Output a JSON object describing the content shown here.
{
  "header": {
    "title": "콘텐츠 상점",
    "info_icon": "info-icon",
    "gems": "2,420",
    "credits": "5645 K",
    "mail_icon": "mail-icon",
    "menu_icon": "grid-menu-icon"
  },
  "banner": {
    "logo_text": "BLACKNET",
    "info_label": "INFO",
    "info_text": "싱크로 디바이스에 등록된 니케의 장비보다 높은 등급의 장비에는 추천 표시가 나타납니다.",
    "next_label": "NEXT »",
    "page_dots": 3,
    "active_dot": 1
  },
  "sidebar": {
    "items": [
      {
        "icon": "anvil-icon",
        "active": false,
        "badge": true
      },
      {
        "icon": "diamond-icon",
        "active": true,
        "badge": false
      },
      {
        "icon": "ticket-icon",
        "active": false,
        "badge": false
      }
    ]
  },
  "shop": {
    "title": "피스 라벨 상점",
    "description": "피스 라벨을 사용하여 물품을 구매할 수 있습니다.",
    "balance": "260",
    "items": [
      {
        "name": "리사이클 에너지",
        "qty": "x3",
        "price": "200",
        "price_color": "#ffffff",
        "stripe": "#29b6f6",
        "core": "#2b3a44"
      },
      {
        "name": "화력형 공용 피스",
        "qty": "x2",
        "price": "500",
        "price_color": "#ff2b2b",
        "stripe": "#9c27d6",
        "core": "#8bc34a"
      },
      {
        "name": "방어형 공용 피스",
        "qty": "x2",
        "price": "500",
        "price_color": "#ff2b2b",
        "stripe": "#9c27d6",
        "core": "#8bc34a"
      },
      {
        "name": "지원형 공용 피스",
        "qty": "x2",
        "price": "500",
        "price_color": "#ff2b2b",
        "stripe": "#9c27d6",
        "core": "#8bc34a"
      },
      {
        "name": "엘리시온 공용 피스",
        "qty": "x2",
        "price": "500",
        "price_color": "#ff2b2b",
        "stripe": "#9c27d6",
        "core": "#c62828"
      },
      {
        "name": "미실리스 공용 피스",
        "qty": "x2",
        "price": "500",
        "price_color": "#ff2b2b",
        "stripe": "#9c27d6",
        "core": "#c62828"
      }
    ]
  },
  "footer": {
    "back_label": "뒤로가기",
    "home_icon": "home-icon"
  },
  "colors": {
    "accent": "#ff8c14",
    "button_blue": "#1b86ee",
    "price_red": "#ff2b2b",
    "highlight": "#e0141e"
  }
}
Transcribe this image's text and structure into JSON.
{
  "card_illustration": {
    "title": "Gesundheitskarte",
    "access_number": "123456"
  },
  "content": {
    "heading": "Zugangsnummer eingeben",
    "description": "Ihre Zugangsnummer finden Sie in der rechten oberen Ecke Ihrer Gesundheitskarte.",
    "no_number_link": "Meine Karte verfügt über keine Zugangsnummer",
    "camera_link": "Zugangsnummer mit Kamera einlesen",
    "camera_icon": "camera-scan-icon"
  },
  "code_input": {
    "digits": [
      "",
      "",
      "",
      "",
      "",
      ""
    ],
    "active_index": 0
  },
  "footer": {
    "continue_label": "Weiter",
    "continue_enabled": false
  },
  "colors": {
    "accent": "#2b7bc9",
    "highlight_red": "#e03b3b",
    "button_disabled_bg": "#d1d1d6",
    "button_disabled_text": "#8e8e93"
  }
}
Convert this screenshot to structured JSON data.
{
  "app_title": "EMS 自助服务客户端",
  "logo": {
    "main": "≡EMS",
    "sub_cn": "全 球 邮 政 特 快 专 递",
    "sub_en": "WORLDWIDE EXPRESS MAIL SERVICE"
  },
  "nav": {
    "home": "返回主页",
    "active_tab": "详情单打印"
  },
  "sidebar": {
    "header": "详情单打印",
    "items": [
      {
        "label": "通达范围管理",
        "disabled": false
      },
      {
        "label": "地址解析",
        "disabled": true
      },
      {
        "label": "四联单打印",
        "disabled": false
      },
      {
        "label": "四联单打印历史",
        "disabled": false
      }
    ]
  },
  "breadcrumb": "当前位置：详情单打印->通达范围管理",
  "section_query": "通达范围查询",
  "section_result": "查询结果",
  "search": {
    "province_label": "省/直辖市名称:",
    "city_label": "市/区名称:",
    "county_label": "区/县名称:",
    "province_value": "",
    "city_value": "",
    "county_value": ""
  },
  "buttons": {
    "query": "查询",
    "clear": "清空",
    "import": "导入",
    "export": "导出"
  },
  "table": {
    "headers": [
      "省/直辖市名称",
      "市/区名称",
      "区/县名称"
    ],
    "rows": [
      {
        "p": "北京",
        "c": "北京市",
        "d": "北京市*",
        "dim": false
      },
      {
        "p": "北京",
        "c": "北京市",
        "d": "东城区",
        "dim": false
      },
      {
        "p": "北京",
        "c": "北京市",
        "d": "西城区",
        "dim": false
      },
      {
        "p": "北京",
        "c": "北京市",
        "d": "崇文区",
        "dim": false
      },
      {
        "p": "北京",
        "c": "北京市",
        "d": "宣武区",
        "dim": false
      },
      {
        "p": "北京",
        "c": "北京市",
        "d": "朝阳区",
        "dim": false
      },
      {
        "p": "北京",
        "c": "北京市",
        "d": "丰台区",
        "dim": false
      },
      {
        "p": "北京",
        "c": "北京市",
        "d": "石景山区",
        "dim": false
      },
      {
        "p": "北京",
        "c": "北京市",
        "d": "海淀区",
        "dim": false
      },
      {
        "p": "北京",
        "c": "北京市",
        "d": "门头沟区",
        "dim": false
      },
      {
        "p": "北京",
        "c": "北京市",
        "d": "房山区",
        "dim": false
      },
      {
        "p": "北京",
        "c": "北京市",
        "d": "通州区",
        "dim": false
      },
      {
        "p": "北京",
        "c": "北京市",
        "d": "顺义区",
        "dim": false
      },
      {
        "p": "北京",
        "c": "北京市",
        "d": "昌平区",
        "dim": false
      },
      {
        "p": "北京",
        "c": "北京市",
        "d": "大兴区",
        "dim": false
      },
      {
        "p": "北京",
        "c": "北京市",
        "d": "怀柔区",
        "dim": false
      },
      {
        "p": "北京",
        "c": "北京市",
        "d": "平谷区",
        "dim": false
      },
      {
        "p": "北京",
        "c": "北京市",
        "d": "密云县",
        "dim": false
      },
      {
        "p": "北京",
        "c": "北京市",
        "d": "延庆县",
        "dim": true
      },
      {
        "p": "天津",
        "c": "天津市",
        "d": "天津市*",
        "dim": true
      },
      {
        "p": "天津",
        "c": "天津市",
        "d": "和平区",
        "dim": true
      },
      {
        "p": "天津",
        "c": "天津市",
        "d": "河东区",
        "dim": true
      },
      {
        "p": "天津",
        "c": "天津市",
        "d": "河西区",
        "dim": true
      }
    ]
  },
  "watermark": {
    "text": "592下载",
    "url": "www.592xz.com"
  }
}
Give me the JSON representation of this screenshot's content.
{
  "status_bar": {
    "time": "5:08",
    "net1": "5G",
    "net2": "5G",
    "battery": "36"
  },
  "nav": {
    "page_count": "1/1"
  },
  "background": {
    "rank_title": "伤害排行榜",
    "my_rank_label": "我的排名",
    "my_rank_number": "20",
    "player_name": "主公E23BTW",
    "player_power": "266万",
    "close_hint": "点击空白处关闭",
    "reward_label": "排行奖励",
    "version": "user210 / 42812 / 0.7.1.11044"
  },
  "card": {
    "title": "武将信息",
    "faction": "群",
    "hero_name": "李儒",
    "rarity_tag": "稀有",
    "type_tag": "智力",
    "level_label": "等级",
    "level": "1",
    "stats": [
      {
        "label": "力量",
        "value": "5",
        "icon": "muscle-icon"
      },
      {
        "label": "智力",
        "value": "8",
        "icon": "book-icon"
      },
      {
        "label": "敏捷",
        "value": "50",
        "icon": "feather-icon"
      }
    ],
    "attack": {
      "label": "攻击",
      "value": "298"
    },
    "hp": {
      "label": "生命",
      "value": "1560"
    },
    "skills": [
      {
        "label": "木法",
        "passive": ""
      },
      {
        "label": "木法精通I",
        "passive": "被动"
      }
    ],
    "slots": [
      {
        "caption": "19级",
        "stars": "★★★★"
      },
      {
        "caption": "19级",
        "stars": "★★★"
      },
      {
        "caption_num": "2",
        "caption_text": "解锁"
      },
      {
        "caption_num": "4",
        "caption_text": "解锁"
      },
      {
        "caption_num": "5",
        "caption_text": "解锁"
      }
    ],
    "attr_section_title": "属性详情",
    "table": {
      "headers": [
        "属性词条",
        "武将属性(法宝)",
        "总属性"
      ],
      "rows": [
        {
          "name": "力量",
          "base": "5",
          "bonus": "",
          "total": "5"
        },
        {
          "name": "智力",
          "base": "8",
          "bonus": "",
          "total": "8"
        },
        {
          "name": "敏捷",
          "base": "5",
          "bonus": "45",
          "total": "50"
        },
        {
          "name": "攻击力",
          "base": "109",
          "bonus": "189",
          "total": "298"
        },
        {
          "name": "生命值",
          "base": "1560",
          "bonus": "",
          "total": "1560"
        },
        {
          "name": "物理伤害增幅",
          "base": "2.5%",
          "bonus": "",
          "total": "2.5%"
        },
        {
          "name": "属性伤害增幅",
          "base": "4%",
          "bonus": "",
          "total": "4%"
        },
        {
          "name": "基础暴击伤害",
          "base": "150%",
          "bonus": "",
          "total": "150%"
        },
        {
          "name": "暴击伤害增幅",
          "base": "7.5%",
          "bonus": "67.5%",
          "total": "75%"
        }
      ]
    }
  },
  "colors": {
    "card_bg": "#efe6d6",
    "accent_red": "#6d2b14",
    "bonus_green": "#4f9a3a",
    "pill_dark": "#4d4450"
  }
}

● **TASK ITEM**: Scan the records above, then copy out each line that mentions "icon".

● **TASK RESPONSE**:
    "info_icon": "info-icon",
    "mail_icon": "mail-icon",
    "menu_icon": "grid-menu-icon"
        "icon": "anvil-icon",
        "icon": "diamond-icon",
        "icon": "ticket-icon",
    "home_icon": "home-icon"
    "camera_icon": "camera-scan-icon"
        "icon": "muscle-icon"
        "icon": "book-icon"
        "icon": "feather-icon"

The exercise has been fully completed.